So whilst The 80's may be a wretched attempt at autobiography, The 90's is actually a genuinely affecting piece of work, and tells his story better than any number of Heat expose's ever could.

So whilst you could ponder the point of covering a song called "We're The Pet Shop Boys" and getting it produced by the boys themselves all day, you can also marvel at the icy detachment that Neil Tennant and Chris Lowe bring to the superlative She's Madonna.

And whilst you may wonder why Williams had to cover the Human League's Louise (although he has long stated that it's one of his favourite ever tracks), the cover of Lewis Taylor's Lovelight works on every level and has to be his best single in a good few years.

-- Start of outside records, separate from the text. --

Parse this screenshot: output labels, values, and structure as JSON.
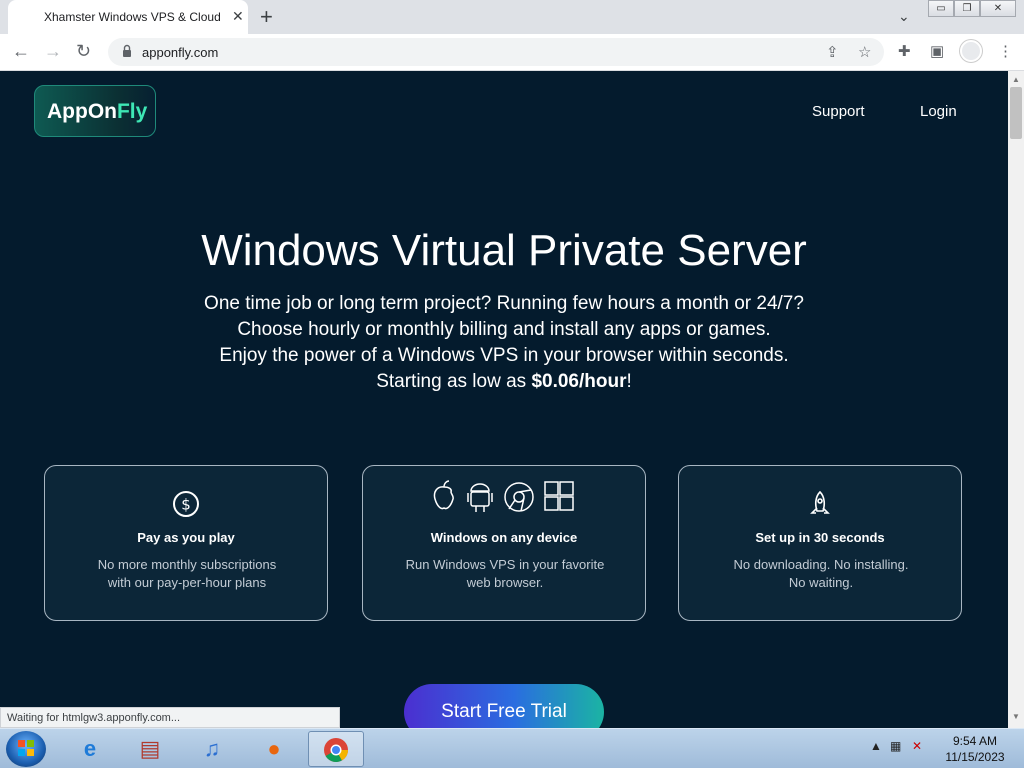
{
  "browser": {
    "tab_title": "Xhamster Windows VPS & Cloud",
    "tab_close": "✕",
    "new_tab": "+",
    "tab_list": "⌄",
    "url": "apponfly.com",
    "status": "Waiting for htmlgw3.apponfly.com..."
  },
  "window_controls": {
    "minimize": "▭",
    "restore": "❐",
    "close": "✕"
  },
  "page": {
    "logo_main": "AppOn",
    "logo_accent": "Fly",
    "nav": {
      "support": "Support",
      "login": "Login"
    },
    "headline": "Windows Virtual Private Server",
    "sub_lines": [
      "One time job or long term project? Running few hours a month or 24/7?",
      "Choose hourly or monthly billing and install any apps or games.",
      "Enjoy the power of a Windows VPS in your browser within seconds."
    ],
    "price_prefix": "Starting as low as ",
    "price": "$0.06/hour",
    "price_suffix": "!",
    "cards": [
      {
        "icon": "dollar-circle-icon",
        "title": "Pay as you play",
        "desc_1": "No more monthly subscriptions",
        "desc_2": "with our pay-per-hour plans"
      },
      {
        "icon": "platform-icons",
        "title": "Windows on any device",
        "desc_1": "Run Windows VPS in your favorite",
        "desc_2": "web browser."
      },
      {
        "icon": "rocket-icon",
        "title": "Set up in 30 seconds",
        "desc_1": "No downloading. No installing.",
        "desc_2": "No waiting."
      }
    ],
    "cta": "Start Free Trial"
  },
  "taskbar": {
    "time": "9:54 AM",
    "date": "11/15/2023"
  },
  "colors": {
    "page_bg": "#041b2d",
    "accent": "#3ee7b5",
    "cta_start": "#4b2fd0",
    "cta_end": "#1bb4a3"
  }
}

Throw in what I thought was a great single (Rudebox) and some catchy and zeitgiest catching cameo's from Lily Allen (she even brings a certain charm to the ludicrous cover of King Of The Bongo) and you have a pretty great album indeed. Sadly, as suugested before the other half of the songs would make a pretty lame album.

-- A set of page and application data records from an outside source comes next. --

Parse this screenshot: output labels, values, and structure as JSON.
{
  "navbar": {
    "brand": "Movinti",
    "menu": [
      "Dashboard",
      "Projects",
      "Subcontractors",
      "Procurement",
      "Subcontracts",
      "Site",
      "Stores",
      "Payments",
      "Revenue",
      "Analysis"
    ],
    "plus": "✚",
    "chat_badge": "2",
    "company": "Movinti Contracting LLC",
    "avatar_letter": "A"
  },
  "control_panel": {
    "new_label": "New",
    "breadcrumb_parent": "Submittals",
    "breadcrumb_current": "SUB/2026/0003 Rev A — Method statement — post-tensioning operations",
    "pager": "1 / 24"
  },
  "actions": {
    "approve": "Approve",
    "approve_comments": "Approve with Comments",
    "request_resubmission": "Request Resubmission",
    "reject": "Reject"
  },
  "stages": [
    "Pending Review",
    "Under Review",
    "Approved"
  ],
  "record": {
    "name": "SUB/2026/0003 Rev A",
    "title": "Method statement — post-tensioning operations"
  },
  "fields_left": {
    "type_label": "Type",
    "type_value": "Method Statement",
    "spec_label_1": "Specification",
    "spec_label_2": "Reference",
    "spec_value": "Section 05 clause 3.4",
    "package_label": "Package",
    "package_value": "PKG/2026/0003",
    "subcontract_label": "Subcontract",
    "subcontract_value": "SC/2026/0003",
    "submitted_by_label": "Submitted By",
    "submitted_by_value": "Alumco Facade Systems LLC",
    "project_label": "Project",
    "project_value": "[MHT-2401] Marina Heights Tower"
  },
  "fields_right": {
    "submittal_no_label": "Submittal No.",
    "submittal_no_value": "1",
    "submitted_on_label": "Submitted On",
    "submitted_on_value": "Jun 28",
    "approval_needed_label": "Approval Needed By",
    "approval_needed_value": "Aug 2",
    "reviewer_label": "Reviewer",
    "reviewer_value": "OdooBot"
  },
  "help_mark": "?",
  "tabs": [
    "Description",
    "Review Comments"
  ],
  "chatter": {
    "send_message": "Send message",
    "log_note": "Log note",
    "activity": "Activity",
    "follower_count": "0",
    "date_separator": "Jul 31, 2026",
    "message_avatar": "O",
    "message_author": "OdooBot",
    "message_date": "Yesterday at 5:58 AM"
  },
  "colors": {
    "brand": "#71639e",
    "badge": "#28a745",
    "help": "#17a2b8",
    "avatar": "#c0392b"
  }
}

It also amazes me the stick he gets for not sticking to his "hits" formula, but then I get that's the peril of being a "popstar" and whilst it may well be true that the housewives who adore him for Angels may not neccesarily like what they hear here you can sense that Williams is making the album that he want's to make and probably doesn't really care if it's not the huge success his record company is after.

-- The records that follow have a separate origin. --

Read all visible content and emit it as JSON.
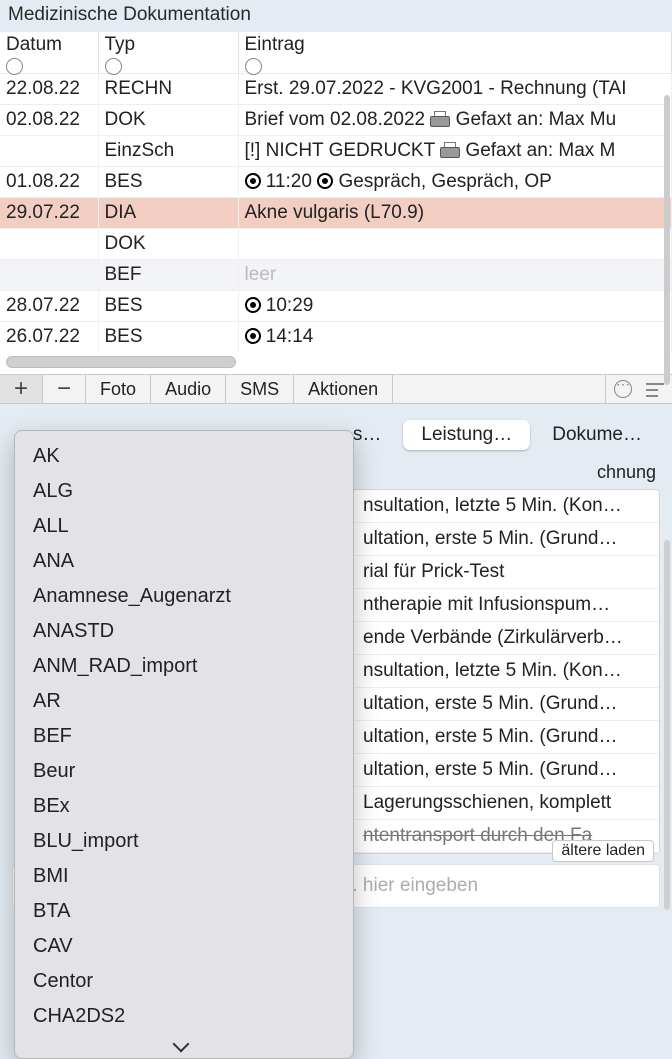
{
  "title": "Medizinische Dokumentation",
  "columns": {
    "date": "Datum",
    "type": "Typ",
    "entry": "Eintrag"
  },
  "rows": [
    {
      "date": "22.08.22",
      "type": "RECHN",
      "entry": "Erst. 29.07.2022 - KVG2001 - Rechnung (TAI",
      "printer": false
    },
    {
      "date": "02.08.22",
      "type": "DOK",
      "entry": "Brief vom 02.08.2022",
      "printer": true,
      "suffix": "Gefaxt an: Max Mu"
    },
    {
      "date": "",
      "type": "EinzSch",
      "entry": "[!] NICHT GEDRUCKT",
      "printer": true,
      "suffix": "Gefaxt an:  Max M"
    },
    {
      "date": "01.08.22",
      "type": "BES",
      "bullets": [
        "11:20",
        "Gespräch, Gespräch, OP"
      ]
    },
    {
      "date": "29.07.22",
      "type": "DIA",
      "entry": "Akne vulgaris (L70.9)",
      "highlight": true
    },
    {
      "date": "",
      "type": "DOK",
      "entry": ""
    },
    {
      "date": "",
      "type": "BEF",
      "entry": "leer",
      "muted": true,
      "alt": true
    },
    {
      "date": "28.07.22",
      "type": "BES",
      "bullets": [
        "10:29"
      ]
    },
    {
      "date": "26.07.22",
      "type": "BES",
      "bullets": [
        "14:14"
      ]
    }
  ],
  "toolbar": {
    "foto": "Foto",
    "audio": "Audio",
    "sms": "SMS",
    "aktionen": "Aktionen"
  },
  "dropdown_items": [
    "AK",
    "ALG",
    "ALL",
    "ANA",
    "Anamnese_Augenarzt",
    "ANASTD",
    "ANM_RAD_import",
    "AR",
    "BEF",
    "Beur",
    "BEx",
    "BLU_import",
    "BMI",
    "BTA",
    "CAV",
    "Centor",
    "CHA2DS2"
  ],
  "pills": {
    "left_trunc": "s…",
    "leistung": "Leistung…",
    "dokumente": "Dokume…"
  },
  "sub_col_header": "chnung",
  "services": [
    "nsultation, letzte 5 Min. (Kon…",
    "ultation, erste 5 Min. (Grund…",
    "rial für Prick-Test",
    "ntherapie mit Infusionspum…",
    "ende Verbände (Zirkulärverb…",
    "nsultation, letzte 5 Min. (Kon…",
    "ultation, erste 5 Min. (Grund…",
    "ultation, erste 5 Min. (Grund…",
    "ultation, erste 5 Min. (Grund…",
    "Lagerungsschienen, komplett"
  ],
  "services_tail_strike": "ntentransport durch den Fa",
  "older_chip": "ältere laden",
  "entry_hint": "tung, Diagnose etc. hier eingeben"
}
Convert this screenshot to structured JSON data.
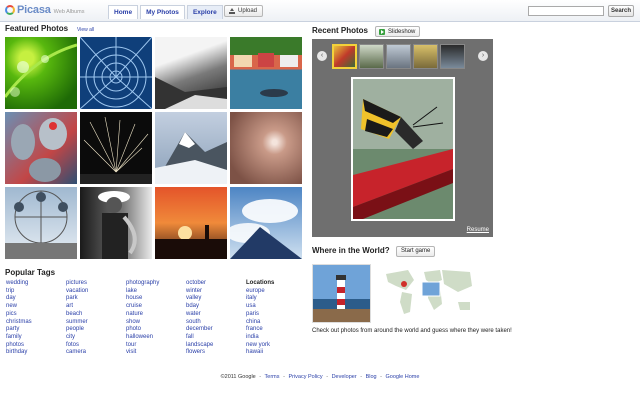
{
  "header": {
    "logo_text": "Picasa",
    "logo_sub": "Web Albums",
    "tabs": [
      {
        "label": "Home"
      },
      {
        "label": "My Photos"
      },
      {
        "label": "Explore"
      }
    ],
    "upload_label": "Upload",
    "search_value": "",
    "search_button": "Search"
  },
  "featured": {
    "title": "Featured Photos",
    "view_all": "View all",
    "photos": [
      "leaf-droplets",
      "glass-dome",
      "river-bw",
      "harbor-village",
      "spray-cans",
      "fireworks",
      "snowy-peak",
      "hazy-sun",
      "ferris-wheel",
      "saxophone-player",
      "sunset-silhouette",
      "blue-sky-clouds"
    ]
  },
  "tags": {
    "title": "Popular Tags",
    "columns": [
      [
        "wedding",
        "trip",
        "day",
        "new",
        "pics",
        "christmas",
        "party",
        "family",
        "photos",
        "birthday"
      ],
      [
        "pictures",
        "vacation",
        "park",
        "art",
        "beach",
        "summer",
        "people",
        "city",
        "fotos",
        "camera"
      ],
      [
        "photography",
        "lake",
        "house",
        "cruise",
        "nature",
        "show",
        "photo",
        "halloween",
        "tour",
        "visit"
      ],
      [
        "october",
        "winter",
        "valley",
        "bday",
        "water",
        "south",
        "december",
        "fall",
        "landscape",
        "flowers"
      ]
    ],
    "locations_title": "Locations",
    "locations": [
      "europe",
      "italy",
      "usa",
      "paris",
      "china",
      "france",
      "india",
      "new york",
      "hawaii"
    ]
  },
  "recent": {
    "title": "Recent Photos",
    "slideshow_label": "Slideshow",
    "resume_label": "Resume",
    "prev_icon": "chevron-left-icon",
    "next_icon": "chevron-right-icon"
  },
  "world": {
    "title": "Where in the World?",
    "start_game_label": "Start game",
    "description": "Check out photos from around the world and guess where they were taken!"
  },
  "footer": {
    "copyright": "©2011 Google",
    "links": [
      "Terms",
      "Privacy Policy",
      "Developer",
      "Blog",
      "Google Home"
    ]
  },
  "colors": {
    "link": "#2a3fa8",
    "recent_panel": "#6f6f6f",
    "selected_thumb": "#f3d23a"
  }
}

So leave your preconceptions at the door, have a blank CD-R ready to burn the best tracks and you'll find mch to enjoy here. Half borderline genuis, half self-indulgent nonsense it may be, but it's also a telling reminder that there is only one Robbie Williams. And long may it stay that way.